*** Block opens ***
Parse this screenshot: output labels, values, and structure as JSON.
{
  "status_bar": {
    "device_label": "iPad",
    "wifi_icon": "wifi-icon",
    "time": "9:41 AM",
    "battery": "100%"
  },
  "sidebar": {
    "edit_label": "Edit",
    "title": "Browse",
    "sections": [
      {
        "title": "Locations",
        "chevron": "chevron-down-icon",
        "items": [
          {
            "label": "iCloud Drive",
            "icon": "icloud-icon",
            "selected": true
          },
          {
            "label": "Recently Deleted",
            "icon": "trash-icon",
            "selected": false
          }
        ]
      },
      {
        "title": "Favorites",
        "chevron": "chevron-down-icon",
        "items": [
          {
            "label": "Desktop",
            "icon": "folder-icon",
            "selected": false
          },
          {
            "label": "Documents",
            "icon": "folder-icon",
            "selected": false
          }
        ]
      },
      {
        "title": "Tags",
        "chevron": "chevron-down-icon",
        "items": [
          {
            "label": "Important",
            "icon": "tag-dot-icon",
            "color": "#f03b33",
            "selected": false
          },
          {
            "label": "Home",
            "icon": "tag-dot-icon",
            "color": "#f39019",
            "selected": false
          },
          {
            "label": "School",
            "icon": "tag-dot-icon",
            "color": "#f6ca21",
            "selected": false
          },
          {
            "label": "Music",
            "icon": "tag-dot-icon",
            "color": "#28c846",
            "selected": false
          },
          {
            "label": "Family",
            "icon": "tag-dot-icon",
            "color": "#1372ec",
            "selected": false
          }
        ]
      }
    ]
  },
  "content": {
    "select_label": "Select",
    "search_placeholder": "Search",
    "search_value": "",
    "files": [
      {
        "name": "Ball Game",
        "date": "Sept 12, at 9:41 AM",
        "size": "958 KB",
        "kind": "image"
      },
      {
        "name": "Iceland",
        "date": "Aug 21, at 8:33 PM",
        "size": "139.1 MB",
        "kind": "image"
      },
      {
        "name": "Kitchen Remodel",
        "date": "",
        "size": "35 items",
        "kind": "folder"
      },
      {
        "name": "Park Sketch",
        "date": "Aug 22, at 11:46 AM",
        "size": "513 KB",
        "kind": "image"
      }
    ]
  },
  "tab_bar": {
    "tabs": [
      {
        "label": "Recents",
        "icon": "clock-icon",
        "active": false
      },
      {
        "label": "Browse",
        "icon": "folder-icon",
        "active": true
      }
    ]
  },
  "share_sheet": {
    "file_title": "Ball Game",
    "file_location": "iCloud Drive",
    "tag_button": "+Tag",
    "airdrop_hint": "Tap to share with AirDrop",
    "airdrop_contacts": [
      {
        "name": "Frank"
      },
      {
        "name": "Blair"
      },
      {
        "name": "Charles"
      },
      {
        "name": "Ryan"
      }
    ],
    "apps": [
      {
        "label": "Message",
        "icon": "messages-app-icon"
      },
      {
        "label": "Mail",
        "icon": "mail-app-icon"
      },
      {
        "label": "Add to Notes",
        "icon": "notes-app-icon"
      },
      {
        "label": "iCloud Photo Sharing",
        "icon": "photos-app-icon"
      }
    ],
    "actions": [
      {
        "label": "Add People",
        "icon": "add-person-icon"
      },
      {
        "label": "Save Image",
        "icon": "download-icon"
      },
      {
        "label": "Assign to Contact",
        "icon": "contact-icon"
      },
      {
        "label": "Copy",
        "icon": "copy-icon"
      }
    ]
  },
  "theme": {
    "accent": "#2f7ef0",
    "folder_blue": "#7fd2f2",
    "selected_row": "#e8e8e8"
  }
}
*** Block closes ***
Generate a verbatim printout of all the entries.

*RESPONSE*.
Parse this screenshot: output labels, values, and structure as JSON.
{
  "status_bar": {
    "device_label": "iPad",
    "wifi_icon": "wifi-icon",
    "time": "9:41 AM",
    "battery": "100%"
  },
  "sidebar": {
    "edit_label": "Edit",
    "title": "Browse",
    "sections": [
      {
        "title": "Locations",
        "chevron": "chevron-down-icon",
        "items": [
          {
            "label": "iCloud Drive",
            "icon": "icloud-icon",
            "selected": true
          },
          {
            "label": "Recently Deleted",
            "icon": "trash-icon",
            "selected": false
          }
        ]
      },
      {
        "title": "Favorites",
        "chevron": "chevron-down-icon",
        "items": [
          {
            "label": "Desktop",
            "icon": "folder-icon",
            "selected": false
          },
          {
            "label": "Documents",
            "icon": "folder-icon",
            "selected": false
          }
        ]
      },
      {
        "title": "Tags",
        "chevron": "chevron-down-icon",
        "items": [
          {
            "label": "Important",
            "icon": "tag-dot-icon",
            "color": "#f03b33",
            "selected": false
          },
          {
            "label": "Home",
            "icon": "tag-dot-icon",
            "color": "#f39019",
            "selected": false
          },
          {
            "label": "School",
            "icon": "tag-dot-icon",
            "color": "#f6ca21",
            "selected": false
          },
          {
            "label": "Music",
            "icon": "tag-dot-icon",
            "color": "#28c846",
            "selected": false
          },
          {
            "label": "Family",
            "icon": "tag-dot-icon",
            "color": "#1372ec",
            "selected": false
          }
        ]
      }
    ]
  },
  "content": {
    "select_label": "Select",
    "search_placeholder": "Search",
    "search_value": "",
    "files": [
      {
        "name": "Ball Game",
        "date": "Sept 12, at 9:41 AM",
        "size": "958 KB",
        "kind": "image"
      },
      {
        "name": "Iceland",
        "date": "Aug 21, at 8:33 PM",
        "size": "139.1 MB",
        "kind": "image"
      },
      {
        "name": "Kitchen Remodel",
        "date": "",
        "size": "35 items",
        "kind": "folder"
      },
      {
        "name": "Park Sketch",
        "date": "Aug 22, at 11:46 AM",
        "size": "513 KB",
        "kind": "image"
      }
    ]
  },
  "tab_bar": {
    "tabs": [
      {
        "label": "Recents",
        "icon": "clock-icon",
        "active": false
      },
      {
        "label": "Browse",
        "icon": "folder-icon",
        "active": true
      }
    ]
  },
  "share_sheet": {
    "file_title": "Ball Game",
    "file_location": "iCloud Drive",
    "tag_button": "+Tag",
    "airdrop_hint": "Tap to share with AirDrop",
    "airdrop_contacts": [
      {
        "name": "Frank"
      },
      {
        "name": "Blair"
      },
      {
        "name": "Charles"
      },
      {
        "name": "Ryan"
      }
    ],
    "apps": [
      {
        "label": "Message",
        "icon": "messages-app-icon"
      },
      {
        "label": "Mail",
        "icon": "mail-app-icon"
      },
      {
        "label": "Add to Notes",
        "icon": "notes-app-icon"
      },
      {
        "label": "iCloud Photo Sharing",
        "icon": "photos-app-icon"
      }
    ],
    "actions": [
      {
        "label": "Add People",
        "icon": "add-person-icon"
      },
      {
        "label": "Save Image",
        "icon": "download-icon"
      },
      {
        "label": "Assign to Contact",
        "icon": "contact-icon"
      },
      {
        "label": "Copy",
        "icon": "copy-icon"
      }
    ]
  },
  "theme": {
    "accent": "#2f7ef0",
    "folder_blue": "#7fd2f2",
    "selected_row": "#e8e8e8"
  }
}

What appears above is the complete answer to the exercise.